YOUR OBJECTIVE:
Every line in the entries that holds "RSVP" should be identified and copied.

PROVIDED RECORDS:
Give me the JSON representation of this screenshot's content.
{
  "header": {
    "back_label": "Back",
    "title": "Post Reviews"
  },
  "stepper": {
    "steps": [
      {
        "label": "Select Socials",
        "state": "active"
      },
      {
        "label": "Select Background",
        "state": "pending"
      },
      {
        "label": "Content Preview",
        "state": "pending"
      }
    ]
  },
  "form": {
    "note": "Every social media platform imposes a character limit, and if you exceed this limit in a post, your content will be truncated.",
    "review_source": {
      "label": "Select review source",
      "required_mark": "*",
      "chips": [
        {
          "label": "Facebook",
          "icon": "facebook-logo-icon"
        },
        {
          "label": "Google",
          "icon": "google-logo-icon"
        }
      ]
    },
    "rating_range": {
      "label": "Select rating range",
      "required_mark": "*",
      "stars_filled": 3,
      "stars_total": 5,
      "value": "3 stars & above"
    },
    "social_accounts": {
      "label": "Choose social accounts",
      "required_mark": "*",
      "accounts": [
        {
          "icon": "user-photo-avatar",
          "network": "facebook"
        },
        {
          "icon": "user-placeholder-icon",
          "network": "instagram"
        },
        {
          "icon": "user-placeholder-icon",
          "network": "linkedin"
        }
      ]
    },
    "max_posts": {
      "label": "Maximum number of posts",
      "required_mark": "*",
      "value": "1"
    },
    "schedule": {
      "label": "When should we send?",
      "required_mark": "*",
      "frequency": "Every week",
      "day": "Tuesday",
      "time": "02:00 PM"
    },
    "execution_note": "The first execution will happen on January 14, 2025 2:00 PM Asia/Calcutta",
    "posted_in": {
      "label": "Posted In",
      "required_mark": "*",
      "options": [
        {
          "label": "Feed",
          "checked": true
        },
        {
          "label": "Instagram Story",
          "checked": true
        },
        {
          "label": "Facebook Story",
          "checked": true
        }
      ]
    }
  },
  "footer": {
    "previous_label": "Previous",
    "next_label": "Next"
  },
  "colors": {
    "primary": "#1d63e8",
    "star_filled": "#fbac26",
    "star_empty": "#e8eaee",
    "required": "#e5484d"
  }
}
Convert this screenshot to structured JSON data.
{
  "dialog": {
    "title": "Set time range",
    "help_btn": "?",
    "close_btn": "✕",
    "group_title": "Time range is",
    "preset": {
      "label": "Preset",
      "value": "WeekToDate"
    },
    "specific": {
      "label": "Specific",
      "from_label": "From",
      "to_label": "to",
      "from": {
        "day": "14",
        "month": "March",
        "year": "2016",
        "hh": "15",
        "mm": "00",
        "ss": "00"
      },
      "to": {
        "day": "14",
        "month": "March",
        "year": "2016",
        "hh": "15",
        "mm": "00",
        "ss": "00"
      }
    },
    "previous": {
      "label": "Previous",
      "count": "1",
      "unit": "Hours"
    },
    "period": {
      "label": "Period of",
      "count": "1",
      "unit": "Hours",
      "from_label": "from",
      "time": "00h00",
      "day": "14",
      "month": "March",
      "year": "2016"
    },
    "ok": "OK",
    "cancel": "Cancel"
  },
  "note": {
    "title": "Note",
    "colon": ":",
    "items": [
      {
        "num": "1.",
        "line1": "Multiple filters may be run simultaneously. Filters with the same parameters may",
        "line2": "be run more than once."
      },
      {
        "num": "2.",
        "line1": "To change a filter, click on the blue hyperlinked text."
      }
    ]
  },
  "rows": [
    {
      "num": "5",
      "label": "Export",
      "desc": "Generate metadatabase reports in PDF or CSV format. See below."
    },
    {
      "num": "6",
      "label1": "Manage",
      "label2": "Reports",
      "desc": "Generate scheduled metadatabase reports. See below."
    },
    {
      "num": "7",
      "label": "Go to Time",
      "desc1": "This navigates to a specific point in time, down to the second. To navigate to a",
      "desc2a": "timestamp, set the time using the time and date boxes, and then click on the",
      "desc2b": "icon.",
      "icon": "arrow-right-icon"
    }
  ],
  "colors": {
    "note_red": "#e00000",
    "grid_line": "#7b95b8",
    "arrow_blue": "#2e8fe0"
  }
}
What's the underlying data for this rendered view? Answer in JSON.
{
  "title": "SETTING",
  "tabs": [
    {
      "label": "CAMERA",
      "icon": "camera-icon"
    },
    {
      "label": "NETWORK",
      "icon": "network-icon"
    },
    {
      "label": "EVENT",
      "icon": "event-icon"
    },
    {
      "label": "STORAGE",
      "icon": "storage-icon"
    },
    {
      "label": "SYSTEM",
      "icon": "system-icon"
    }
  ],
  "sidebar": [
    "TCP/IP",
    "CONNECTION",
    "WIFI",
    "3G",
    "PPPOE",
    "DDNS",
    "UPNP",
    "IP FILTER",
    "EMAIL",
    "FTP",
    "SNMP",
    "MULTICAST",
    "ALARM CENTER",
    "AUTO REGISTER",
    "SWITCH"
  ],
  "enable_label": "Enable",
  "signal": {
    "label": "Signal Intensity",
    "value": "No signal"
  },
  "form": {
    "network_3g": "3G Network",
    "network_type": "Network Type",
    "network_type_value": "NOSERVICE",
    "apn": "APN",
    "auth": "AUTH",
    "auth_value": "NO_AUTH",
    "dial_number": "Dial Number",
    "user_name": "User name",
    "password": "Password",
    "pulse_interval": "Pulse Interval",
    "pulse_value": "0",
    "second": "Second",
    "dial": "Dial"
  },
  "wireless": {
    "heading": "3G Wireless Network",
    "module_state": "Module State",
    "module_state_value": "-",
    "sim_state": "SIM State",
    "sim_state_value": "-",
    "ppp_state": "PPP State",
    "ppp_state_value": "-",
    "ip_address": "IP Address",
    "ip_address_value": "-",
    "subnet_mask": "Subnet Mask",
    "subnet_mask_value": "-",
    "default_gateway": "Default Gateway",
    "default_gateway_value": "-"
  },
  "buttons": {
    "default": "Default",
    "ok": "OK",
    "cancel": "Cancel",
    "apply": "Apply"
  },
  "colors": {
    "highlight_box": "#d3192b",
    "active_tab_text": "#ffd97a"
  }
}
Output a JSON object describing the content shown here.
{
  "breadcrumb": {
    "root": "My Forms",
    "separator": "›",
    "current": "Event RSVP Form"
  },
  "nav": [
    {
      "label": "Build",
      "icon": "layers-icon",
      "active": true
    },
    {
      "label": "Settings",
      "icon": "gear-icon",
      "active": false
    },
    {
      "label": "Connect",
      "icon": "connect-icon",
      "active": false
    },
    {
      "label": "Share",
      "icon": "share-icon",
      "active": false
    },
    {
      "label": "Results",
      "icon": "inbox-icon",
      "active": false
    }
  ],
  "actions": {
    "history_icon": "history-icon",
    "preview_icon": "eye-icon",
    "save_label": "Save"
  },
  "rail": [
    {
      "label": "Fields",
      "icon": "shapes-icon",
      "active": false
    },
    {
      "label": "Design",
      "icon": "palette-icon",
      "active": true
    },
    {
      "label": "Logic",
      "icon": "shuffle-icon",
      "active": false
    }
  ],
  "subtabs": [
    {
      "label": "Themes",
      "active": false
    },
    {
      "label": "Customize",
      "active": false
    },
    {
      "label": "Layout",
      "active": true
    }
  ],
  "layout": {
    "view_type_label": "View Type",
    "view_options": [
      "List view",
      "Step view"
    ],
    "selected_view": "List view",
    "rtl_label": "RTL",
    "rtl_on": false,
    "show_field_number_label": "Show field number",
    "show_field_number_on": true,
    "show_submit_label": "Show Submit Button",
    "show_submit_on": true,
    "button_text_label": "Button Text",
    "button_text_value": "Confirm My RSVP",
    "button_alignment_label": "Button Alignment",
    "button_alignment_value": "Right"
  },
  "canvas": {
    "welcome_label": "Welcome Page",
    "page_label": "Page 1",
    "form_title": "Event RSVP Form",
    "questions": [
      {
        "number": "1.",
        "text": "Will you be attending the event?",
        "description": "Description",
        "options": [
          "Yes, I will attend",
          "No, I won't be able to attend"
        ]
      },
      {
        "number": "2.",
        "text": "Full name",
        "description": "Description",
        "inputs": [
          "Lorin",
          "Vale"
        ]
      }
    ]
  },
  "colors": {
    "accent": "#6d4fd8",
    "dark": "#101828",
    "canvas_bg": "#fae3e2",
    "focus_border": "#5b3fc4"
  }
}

YOUR SOLUTION:
    "current": "Event RSVP Form"
    "button_text_value": "Confirm My RSVP",
    "form_title": "Event RSVP Form",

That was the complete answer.